Not an effect
in itself but a powerful gimmick
, with the Quadrant, you can perform visual illusions with playing card boxes.
The gimmick allows for several transformations: a color changing box; a vanishing card box where the box disappears and you’re left with the deck of cards; and a shrinking box. Most intriguing, you can apparently turn a card box inside out (the box is found to be white on the outside and the printing inside). All of the effects are visual and the gimmick itself takes up almost no space. Once you perform the change, you can take out the cards and go into a card trick
. The transformations are fast as are the resulting routines. You pretty much bring out your cards in their box and then the box quickly, almost instantaneously, changes.
The gimmick is a high quality prop. It’s not made from regular playing cards but a plastic material that should be quite durable. The gimmick is available in red and blue versions for red or blue Bicycle card boxes. While the kit comes with the gimmick itself, it also includes materials for altering a playing card that you will need to perform. All you need is a glue stick and a couple of playing cards and the process shouldn’t take more than ten minutes. There’s no cutting or need for any special tools.
The gimmick allows you to perform a nice vanishing box effect.
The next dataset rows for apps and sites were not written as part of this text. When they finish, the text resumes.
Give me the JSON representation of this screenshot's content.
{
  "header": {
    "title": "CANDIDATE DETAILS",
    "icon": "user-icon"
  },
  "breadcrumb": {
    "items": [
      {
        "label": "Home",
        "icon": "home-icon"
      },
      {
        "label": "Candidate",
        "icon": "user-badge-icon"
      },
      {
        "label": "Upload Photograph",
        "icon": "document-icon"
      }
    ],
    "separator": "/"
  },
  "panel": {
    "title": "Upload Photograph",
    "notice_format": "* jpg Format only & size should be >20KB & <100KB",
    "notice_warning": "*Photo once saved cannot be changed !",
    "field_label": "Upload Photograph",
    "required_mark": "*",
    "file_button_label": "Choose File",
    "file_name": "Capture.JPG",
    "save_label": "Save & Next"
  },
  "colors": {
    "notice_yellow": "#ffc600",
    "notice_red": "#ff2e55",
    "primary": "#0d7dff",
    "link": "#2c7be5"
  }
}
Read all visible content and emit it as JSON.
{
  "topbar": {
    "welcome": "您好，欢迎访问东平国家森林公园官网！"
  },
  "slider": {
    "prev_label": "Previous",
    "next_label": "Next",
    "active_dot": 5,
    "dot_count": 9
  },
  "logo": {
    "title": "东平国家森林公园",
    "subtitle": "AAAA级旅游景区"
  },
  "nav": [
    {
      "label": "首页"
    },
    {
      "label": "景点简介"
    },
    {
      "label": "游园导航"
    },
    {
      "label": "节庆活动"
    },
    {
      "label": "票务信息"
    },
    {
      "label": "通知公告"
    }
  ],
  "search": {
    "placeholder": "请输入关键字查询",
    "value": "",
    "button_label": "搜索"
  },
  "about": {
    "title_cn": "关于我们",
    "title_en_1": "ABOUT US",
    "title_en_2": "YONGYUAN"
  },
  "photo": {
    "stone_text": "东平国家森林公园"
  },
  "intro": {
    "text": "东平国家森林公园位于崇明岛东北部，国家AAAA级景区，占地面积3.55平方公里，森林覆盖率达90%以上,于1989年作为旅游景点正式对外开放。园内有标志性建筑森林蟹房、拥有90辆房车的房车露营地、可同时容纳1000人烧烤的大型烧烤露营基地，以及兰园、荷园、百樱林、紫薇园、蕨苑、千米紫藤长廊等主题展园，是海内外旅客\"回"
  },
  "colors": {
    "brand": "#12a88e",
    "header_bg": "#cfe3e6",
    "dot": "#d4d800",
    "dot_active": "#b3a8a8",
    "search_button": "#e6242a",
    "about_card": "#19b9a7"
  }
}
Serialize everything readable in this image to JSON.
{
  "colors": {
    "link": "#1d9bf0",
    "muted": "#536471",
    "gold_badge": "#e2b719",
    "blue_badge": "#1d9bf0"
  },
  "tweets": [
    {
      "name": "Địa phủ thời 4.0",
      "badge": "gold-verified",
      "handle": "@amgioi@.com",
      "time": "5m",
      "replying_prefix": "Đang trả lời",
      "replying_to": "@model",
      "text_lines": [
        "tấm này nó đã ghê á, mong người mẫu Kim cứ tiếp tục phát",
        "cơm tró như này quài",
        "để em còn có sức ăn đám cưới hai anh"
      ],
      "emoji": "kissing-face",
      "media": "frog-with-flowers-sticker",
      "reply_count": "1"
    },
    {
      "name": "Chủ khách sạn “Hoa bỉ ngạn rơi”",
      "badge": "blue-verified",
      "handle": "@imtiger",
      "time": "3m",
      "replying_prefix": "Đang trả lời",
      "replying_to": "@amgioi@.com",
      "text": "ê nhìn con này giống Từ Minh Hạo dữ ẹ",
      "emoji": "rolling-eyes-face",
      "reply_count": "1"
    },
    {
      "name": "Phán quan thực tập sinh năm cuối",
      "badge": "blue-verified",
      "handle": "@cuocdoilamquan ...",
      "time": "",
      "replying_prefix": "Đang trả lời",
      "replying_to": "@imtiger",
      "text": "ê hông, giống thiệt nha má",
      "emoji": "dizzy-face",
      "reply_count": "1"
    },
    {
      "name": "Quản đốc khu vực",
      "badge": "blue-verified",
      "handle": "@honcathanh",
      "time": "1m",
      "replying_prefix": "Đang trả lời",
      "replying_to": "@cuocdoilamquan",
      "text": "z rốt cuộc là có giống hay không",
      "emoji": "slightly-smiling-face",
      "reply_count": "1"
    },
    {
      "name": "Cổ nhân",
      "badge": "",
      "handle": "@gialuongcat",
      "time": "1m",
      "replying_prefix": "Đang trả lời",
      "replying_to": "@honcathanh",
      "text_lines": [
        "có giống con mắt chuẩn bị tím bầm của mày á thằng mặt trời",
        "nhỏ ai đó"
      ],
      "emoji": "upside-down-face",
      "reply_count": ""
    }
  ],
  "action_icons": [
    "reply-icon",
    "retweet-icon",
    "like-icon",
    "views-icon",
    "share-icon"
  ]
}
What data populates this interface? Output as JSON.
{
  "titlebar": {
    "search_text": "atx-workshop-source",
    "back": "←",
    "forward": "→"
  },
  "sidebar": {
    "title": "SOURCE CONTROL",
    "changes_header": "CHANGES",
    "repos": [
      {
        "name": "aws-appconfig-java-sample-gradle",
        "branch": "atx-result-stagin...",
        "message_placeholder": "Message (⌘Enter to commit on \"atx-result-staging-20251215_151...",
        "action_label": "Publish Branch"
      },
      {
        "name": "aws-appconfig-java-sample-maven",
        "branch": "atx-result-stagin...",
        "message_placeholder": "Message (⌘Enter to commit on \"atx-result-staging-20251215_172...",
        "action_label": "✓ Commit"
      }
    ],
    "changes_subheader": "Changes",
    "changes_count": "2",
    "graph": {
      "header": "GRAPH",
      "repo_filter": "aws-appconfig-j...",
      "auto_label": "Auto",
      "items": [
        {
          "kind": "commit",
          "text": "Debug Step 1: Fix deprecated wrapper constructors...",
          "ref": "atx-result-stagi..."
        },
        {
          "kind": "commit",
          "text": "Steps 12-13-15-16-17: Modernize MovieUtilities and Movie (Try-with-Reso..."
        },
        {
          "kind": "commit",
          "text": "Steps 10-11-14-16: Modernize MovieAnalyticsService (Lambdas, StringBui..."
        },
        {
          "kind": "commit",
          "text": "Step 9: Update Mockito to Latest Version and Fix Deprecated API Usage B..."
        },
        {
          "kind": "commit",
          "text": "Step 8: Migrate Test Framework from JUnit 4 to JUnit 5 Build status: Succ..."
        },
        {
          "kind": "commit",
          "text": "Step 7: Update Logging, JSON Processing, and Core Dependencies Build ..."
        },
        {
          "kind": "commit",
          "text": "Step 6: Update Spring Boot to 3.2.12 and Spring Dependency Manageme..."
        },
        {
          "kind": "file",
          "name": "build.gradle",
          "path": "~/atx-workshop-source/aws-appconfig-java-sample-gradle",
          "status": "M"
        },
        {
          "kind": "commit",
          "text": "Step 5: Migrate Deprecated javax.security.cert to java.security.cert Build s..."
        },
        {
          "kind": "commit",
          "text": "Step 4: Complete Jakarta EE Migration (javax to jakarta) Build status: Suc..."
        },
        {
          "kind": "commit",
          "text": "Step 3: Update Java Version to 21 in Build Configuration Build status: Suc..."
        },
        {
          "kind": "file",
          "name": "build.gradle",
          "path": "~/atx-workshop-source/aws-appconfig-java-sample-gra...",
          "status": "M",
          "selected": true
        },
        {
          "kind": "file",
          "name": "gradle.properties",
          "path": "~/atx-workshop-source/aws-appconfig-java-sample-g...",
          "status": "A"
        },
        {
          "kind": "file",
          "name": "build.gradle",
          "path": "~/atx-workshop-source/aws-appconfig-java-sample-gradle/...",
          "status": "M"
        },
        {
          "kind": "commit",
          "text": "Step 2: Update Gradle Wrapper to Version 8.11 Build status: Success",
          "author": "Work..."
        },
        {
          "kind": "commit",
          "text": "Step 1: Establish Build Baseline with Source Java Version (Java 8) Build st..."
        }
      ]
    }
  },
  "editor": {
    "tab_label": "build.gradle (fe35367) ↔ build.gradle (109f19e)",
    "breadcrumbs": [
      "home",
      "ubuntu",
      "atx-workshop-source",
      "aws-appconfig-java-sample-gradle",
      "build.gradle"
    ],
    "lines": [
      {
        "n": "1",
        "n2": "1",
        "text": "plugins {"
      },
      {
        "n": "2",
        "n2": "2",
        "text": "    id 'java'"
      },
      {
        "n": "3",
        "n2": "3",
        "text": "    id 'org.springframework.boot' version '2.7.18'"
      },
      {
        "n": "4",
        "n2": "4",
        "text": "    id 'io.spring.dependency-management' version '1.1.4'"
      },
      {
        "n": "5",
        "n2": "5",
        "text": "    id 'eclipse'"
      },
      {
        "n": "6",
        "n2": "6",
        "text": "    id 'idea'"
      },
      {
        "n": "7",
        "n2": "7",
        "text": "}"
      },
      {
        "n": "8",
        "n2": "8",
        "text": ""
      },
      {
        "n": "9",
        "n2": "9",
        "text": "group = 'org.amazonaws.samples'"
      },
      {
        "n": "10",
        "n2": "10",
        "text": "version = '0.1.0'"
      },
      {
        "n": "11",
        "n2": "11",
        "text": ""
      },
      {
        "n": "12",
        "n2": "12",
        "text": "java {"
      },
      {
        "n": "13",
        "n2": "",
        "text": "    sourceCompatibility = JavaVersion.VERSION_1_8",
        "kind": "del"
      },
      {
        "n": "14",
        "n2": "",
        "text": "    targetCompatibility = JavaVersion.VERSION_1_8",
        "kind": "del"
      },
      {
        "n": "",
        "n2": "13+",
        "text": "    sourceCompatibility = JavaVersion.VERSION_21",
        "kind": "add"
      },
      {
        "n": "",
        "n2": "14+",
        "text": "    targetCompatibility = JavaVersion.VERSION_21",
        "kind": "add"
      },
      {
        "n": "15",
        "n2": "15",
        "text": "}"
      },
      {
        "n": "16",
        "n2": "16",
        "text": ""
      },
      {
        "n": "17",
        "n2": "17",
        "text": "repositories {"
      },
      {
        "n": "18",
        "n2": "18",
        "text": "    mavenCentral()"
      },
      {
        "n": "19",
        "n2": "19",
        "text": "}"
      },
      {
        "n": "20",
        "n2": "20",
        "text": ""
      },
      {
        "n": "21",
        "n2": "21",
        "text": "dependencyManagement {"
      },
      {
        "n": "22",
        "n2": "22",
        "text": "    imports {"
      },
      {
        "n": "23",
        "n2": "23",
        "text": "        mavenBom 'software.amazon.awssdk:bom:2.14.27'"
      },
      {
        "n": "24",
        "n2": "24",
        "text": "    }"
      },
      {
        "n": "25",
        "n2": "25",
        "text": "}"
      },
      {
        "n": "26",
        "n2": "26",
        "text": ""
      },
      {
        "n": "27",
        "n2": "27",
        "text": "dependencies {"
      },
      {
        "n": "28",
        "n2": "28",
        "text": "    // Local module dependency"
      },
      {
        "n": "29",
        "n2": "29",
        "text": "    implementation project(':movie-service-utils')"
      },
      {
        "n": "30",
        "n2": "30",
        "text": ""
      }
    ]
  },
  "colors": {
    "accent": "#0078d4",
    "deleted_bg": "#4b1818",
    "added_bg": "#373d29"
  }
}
You bring out a box of cards and with a fast motion of your hands - simply moving them up and then down or side to side - the box vanishes and you’re left holding the deck of cards. You can then show your hands empty and then hand the cards to a spectator. You’re not completely clean at this point but you have shown your hands empty.
In another effect: with a wave of your hand the card box can be transformed into a state that is best described as “inside out.” And the inverted box can be immediately handed out for examination. Likewise, in the “shrinking deck,” the card box appears to turn into a miniature deck of cards. During the color change, a red card box turns into a blue one (or vice versa depending on the gimmick that you are working with).
The DVD does a good job of teaching you everything that you need to know including the construction of the gimmick and working with it, and teaches several changes and cleanups and variations. Keep in mind that each transformation requires a minor alteration to the gimmick that is reversible but you won’t be able to use the gimmick for different changes in a single performance. It’s dedicated, for a time, to a single effect. In most cases, you can’t hand out the box immediately but there are various ways to clean up. The moves aren’t difficult to learn and perform but will take practice.
The handling requires you to generally make a fast motion with your hands to effect the change. My initial reaction is that the motion tells spectators that something, maybe something suspicious, is happening, and yes, there is something occurring - you’re changing the gimmick. On the other hand, after the “move,” the card box has changed. Am I being too critical or concerned? Only you can decide and I encourage you to watch the manufacturer’s video to see if you like the visual changes and determine whether they’ll work for you. Personally, I prefer David Regal’s “Sudden Deck” because the change to the box occurs in phases and there’s a story behind the transformation (click here
to read my review).
I think that some visual effects with a card box can dress up just about any card effect. Quadrant may be worth the look.